=== Section Start ===
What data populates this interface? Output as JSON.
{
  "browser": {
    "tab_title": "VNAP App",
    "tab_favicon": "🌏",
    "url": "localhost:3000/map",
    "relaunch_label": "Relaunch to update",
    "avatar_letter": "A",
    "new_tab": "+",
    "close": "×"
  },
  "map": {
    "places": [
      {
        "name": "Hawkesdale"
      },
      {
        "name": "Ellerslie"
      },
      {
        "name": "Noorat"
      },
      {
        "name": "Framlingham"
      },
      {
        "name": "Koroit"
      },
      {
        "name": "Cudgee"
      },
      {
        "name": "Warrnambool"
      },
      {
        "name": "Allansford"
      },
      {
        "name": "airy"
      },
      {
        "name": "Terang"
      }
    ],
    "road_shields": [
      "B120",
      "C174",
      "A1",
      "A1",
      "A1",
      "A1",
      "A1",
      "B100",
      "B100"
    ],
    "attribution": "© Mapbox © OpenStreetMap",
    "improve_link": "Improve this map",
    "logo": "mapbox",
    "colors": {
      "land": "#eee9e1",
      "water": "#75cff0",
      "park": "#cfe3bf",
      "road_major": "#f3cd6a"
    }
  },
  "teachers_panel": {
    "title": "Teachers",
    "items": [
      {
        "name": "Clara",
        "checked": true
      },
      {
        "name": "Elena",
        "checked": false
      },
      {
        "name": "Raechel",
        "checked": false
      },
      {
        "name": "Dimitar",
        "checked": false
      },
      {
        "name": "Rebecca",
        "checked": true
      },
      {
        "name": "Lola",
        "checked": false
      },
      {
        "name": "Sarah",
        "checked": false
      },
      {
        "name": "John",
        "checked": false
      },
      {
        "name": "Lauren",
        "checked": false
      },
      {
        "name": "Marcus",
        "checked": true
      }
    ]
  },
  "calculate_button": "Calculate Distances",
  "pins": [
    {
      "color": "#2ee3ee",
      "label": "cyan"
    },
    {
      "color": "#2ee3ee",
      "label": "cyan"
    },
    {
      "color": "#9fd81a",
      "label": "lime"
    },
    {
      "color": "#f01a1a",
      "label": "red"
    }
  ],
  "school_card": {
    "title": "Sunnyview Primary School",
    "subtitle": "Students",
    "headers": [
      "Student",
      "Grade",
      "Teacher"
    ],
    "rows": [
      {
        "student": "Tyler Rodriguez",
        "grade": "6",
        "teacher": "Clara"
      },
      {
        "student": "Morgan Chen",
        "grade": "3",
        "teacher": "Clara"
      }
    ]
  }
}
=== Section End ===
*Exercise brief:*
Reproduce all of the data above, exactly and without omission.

*Exercise answer:*
What data populates this interface? Output as JSON.
{
  "browser": {
    "tab_title": "VNAP App",
    "tab_favicon": "🌏",
    "url": "localhost:3000/map",
    "relaunch_label": "Relaunch to update",
    "avatar_letter": "A",
    "new_tab": "+",
    "close": "×"
  },
  "map": {
    "places": [
      {
        "name": "Hawkesdale"
      },
      {
        "name": "Ellerslie"
      },
      {
        "name": "Noorat"
      },
      {
        "name": "Framlingham"
      },
      {
        "name": "Koroit"
      },
      {
        "name": "Cudgee"
      },
      {
        "name": "Warrnambool"
      },
      {
        "name": "Allansford"
      },
      {
        "name": "airy"
      },
      {
        "name": "Terang"
      }
    ],
    "road_shields": [
      "B120",
      "C174",
      "A1",
      "A1",
      "A1",
      "A1",
      "A1",
      "B100",
      "B100"
    ],
    "attribution": "© Mapbox © OpenStreetMap",
    "improve_link": "Improve this map",
    "logo": "mapbox",
    "colors": {
      "land": "#eee9e1",
      "water": "#75cff0",
      "park": "#cfe3bf",
      "road_major": "#f3cd6a"
    }
  },
  "teachers_panel": {
    "title": "Teachers",
    "items": [
      {
        "name": "Clara",
        "checked": true
      },
      {
        "name": "Elena",
        "checked": false
      },
      {
        "name": "Raechel",
        "checked": false
      },
      {
        "name": "Dimitar",
        "checked": false
      },
      {
        "name": "Rebecca",
        "checked": true
      },
      {
        "name": "Lola",
        "checked": false
      },
      {
        "name": "Sarah",
        "checked": false
      },
      {
        "name": "John",
        "checked": false
      },
      {
        "name": "Lauren",
        "checked": false
      },
      {
        "name": "Marcus",
        "checked": true
      }
    ]
  },
  "calculate_button": "Calculate Distances",
  "pins": [
    {
      "color": "#2ee3ee",
      "label": "cyan"
    },
    {
      "color": "#2ee3ee",
      "label": "cyan"
    },
    {
      "color": "#9fd81a",
      "label": "lime"
    },
    {
      "color": "#f01a1a",
      "label": "red"
    }
  ],
  "school_card": {
    "title": "Sunnyview Primary School",
    "subtitle": "Students",
    "headers": [
      "Student",
      "Grade",
      "Teacher"
    ],
    "rows": [
      {
        "student": "Tyler Rodriguez",
        "grade": "6",
        "teacher": "Clara"
      },
      {
        "student": "Morgan Chen",
        "grade": "3",
        "teacher": "Clara"
      }
    ]
  }
}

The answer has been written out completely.